Shortly after Obama took the oath of office, the president’s agenda, including Obama’s strategy for defense and Middle East policy, was uploaded to www.whitehouse.gov.
According to the agenda, the administration supports the effort begun in 2007 to increase the size of the Army by 65,000 soldiers and the Marine Corps by 27,000 to help units retrain and re-equip properly between deployments and decrease the strain on military families.
The new commander in chief also plans to create a Military Families Advisory Board to make senior policymakers and the public more aware of military families’ concerns. Meanwhile, a vignette on the site about first lady Michelle Obama states that supporting military families is an issue “close to her heart,” and an issue on which she intends to focus her efforts.
Many of the policies cited online mirror the items Obama and Vice President Joe Biden endorsed on their campaign and transition Web sites.
An issue affecting both military members and their families is the policy of “stop-loss” that requires selected troops to remain in uniform after their service contracts expire. The president has promised to cease these mandatory extensions.
“Obama and Biden will end the stop-loss policy and establish predictability in deployments so that active duty and reserves know what they can and must expect,” the site states.
Another piece of Obama’s defense agenda is building defense capabilities for the 21st century by fully equipping troops — including members of the National Guard and reserves — for their missions, and balancing conventional and counterinsurgency weapons systems.

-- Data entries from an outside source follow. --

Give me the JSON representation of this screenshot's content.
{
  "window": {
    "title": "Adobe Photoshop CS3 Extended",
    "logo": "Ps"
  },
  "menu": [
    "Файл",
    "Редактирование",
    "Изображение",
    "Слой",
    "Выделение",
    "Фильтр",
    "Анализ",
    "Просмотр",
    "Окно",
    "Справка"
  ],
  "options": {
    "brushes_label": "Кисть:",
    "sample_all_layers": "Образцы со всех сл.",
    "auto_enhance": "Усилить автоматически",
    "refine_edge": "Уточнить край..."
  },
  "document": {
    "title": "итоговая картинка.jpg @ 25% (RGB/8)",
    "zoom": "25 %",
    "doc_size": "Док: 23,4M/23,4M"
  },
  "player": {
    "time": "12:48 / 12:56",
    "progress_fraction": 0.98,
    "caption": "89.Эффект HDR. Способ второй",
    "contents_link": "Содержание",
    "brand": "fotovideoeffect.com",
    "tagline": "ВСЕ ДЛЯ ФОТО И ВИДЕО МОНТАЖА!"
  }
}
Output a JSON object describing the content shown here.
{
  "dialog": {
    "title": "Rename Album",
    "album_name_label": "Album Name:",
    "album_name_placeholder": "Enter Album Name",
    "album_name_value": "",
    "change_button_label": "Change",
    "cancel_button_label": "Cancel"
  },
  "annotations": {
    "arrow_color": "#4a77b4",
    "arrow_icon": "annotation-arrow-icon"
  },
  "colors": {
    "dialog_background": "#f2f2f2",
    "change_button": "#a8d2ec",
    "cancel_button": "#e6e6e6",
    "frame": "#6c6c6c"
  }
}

The president also advocates maintaining aerial and naval capabilities, and supporting a pragmatic and cost-effective missile defense system.

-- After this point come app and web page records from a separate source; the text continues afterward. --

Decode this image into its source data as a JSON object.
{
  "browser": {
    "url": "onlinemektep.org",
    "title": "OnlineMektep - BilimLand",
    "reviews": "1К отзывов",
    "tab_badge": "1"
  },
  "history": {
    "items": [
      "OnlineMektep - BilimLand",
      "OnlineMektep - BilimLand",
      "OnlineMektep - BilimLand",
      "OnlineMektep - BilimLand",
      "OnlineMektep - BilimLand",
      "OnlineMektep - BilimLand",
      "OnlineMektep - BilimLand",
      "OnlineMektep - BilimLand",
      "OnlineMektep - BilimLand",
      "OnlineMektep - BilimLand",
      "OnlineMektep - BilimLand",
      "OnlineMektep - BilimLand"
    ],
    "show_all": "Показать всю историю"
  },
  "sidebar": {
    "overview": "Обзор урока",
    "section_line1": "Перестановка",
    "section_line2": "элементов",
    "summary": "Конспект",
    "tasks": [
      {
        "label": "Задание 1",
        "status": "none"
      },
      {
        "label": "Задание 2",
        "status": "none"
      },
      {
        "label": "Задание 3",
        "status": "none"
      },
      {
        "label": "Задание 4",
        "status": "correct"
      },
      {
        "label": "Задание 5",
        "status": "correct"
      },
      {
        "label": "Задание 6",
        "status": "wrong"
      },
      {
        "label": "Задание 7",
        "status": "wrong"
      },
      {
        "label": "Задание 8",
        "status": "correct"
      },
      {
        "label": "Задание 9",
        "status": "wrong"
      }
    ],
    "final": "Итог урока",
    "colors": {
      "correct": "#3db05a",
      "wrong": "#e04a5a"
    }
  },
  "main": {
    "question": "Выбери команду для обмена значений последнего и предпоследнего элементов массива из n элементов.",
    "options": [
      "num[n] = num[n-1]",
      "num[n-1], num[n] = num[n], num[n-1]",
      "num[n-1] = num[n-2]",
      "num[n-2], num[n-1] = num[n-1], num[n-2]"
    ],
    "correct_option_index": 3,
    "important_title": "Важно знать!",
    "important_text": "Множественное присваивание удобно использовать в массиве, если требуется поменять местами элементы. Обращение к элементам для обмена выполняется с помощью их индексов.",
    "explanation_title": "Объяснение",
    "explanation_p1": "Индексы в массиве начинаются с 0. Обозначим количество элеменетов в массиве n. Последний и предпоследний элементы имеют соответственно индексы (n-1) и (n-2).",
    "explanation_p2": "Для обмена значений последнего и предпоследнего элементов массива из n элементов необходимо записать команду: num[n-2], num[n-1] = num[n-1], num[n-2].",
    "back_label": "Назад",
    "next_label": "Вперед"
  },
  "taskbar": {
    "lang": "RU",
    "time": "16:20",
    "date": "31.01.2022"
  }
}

Obama and Biden have vowed to build up special operations forces, civil affairs, information operations, and other units and capabilities that are in chronic short supply; to invest in foreign language training, cultural awareness, human intelligence and other needed counterinsurgency and stabilization skill sets; and to create a more robust capacity to train, equip and advise foreign security forces.
This agenda item dovetails with the administration’s pledge to develop “whole-of-government” initiatives to spur global stability, in which military and civilian efforts are linked and a 25,000-strong Civilian Assistance Corps consisting of doctors, lawyers, engineers and police is formed as a deployable unit available in times of domestic or international need.

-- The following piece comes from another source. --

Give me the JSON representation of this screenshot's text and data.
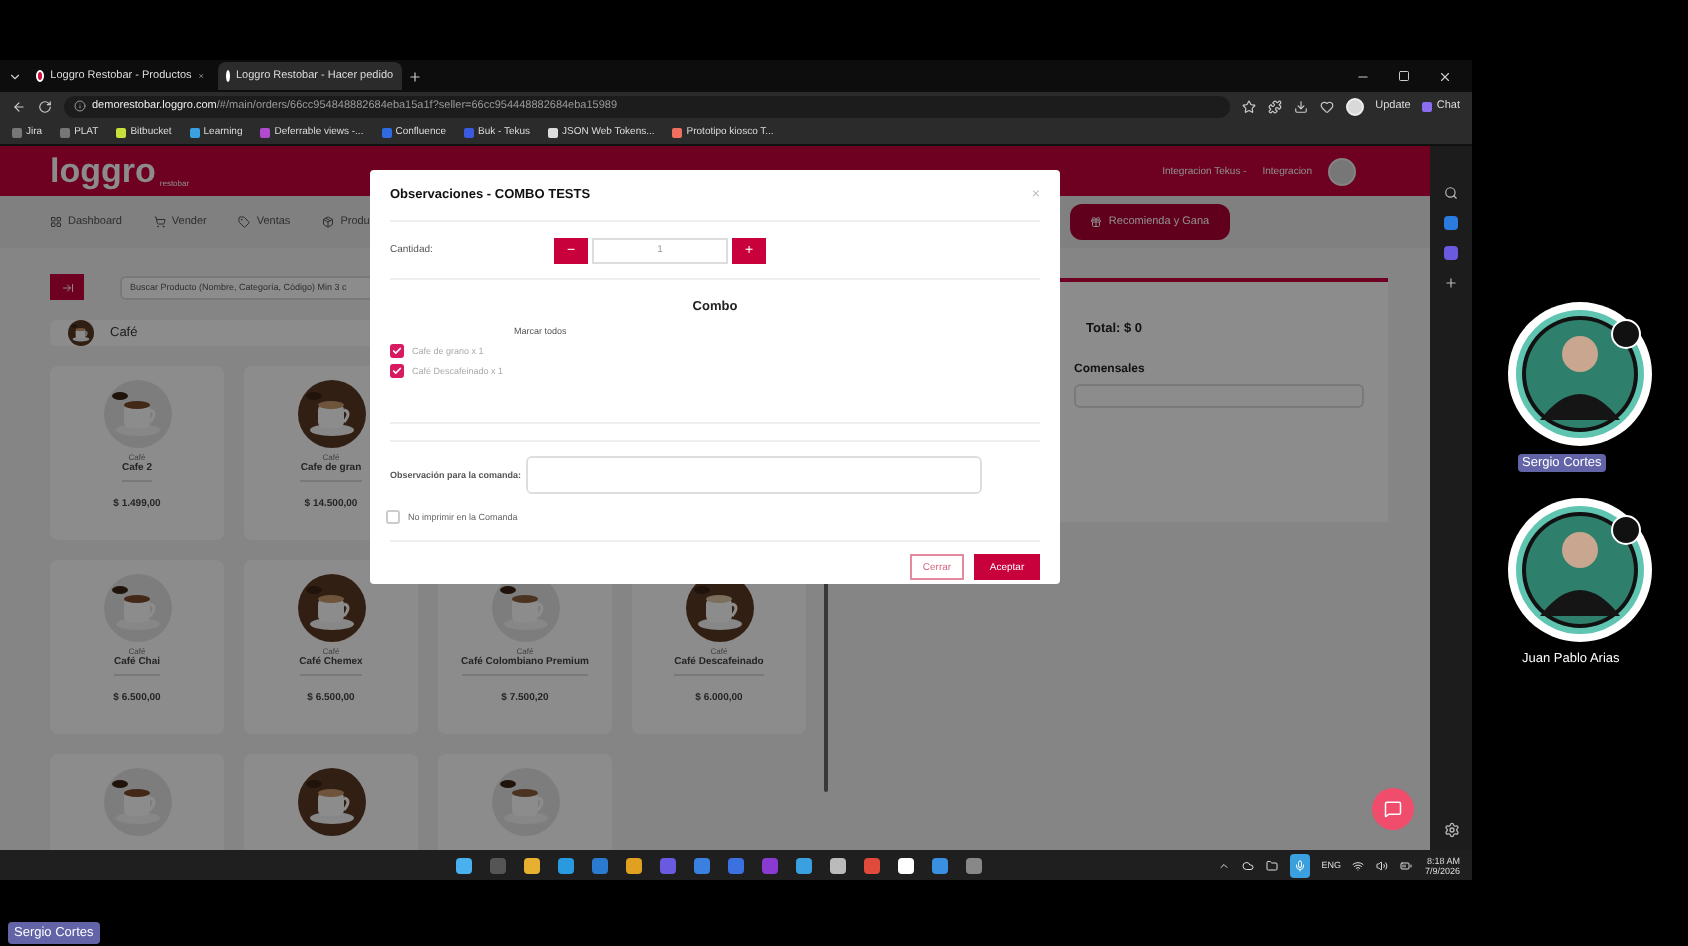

On foreign policy, the site describes the incoming administration’s plans for U.S. force posturing in the Middle East: “Barack Obama and Joe Biden will responsibly end the war in Iraq so that we can renew our military strength [and] dedicate more resources to the fight against the Taliban and [al-Qaida] in Afghanistan.”
Both Obama and Defense Secretary Robert M. Gates, who replaced Donald H. Rumsfeld as then-President George W. Bush’s defense secretary and whom Obama has retained as Pentagon chief, have spoken about the need to push for stronger commitment from NATO allies in Afghanistan.
During a news conference last month in the Afghan capital of Kandahar, the secretary said that some NATO allies believe they and their Afghan counterparts are holding their own in some areas of fighting.
“But I think everybody would agree that holding your own isn’t good enough,” Gates said. The Obama White House, meanwhile, said it “will increase our troop levels in Afghanistan [and] press our allies in NATO to do the same.”
“America’s traditional alliances, such as NATO, must be transformed and strengthened, including on common security concerns like Afghanistan, homeland security, and counterterrorism,” the Web site states.